══ EXERCISE MATERIAL ══
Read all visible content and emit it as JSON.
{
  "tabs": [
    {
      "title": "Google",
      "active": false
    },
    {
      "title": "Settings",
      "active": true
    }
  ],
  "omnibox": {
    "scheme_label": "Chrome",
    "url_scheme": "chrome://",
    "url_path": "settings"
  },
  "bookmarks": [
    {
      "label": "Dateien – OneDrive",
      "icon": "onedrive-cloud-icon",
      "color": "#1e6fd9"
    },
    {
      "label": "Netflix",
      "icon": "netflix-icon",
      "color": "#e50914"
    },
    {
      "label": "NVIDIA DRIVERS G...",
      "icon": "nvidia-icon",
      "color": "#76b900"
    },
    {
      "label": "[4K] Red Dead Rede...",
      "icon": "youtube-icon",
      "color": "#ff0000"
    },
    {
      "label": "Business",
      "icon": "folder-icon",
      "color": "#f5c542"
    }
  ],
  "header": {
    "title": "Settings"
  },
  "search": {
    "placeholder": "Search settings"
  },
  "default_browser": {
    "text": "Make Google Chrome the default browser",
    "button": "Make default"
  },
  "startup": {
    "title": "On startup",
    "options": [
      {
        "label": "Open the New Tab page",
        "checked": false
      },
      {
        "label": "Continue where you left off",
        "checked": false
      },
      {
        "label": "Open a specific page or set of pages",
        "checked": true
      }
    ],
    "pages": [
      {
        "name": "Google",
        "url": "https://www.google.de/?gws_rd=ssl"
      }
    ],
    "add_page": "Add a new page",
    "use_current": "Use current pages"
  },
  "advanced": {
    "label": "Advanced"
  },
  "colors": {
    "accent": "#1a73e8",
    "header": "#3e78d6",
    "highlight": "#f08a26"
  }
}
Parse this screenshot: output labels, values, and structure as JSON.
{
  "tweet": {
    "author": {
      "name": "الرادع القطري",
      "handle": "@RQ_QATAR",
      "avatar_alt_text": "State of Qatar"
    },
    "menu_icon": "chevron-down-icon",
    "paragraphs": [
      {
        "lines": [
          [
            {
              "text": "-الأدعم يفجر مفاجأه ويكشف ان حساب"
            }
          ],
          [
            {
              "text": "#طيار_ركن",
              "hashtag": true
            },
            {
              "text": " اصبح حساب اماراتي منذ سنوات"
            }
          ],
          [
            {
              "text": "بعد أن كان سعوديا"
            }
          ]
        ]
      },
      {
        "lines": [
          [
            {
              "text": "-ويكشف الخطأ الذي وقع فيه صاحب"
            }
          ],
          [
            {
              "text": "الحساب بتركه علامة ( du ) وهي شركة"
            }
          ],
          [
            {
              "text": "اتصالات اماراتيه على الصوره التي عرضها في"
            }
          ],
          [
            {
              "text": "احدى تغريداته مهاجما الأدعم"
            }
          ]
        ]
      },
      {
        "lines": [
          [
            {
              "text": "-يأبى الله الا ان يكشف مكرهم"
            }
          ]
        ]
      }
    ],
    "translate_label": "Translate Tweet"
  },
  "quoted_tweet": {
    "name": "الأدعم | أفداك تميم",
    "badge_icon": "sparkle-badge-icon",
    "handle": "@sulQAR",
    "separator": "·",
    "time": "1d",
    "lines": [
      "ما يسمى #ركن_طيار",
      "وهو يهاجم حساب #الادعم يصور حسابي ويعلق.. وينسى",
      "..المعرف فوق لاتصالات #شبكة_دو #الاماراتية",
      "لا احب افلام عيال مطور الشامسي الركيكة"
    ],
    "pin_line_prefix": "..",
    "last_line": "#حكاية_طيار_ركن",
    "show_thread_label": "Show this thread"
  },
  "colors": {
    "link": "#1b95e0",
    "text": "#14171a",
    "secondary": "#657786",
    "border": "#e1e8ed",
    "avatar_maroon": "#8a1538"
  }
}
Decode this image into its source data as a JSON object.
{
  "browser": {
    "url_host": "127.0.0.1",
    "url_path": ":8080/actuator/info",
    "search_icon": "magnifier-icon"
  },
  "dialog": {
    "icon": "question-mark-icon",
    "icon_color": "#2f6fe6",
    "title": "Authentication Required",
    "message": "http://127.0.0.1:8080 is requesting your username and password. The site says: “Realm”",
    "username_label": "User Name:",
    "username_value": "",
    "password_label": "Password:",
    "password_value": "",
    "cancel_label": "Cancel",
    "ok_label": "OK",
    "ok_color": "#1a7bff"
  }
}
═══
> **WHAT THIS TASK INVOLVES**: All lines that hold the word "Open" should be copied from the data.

> **EXERCISE ANSWER**:
        "label": "Open the New Tab page",
        "label": "Open a specific page or set of pages",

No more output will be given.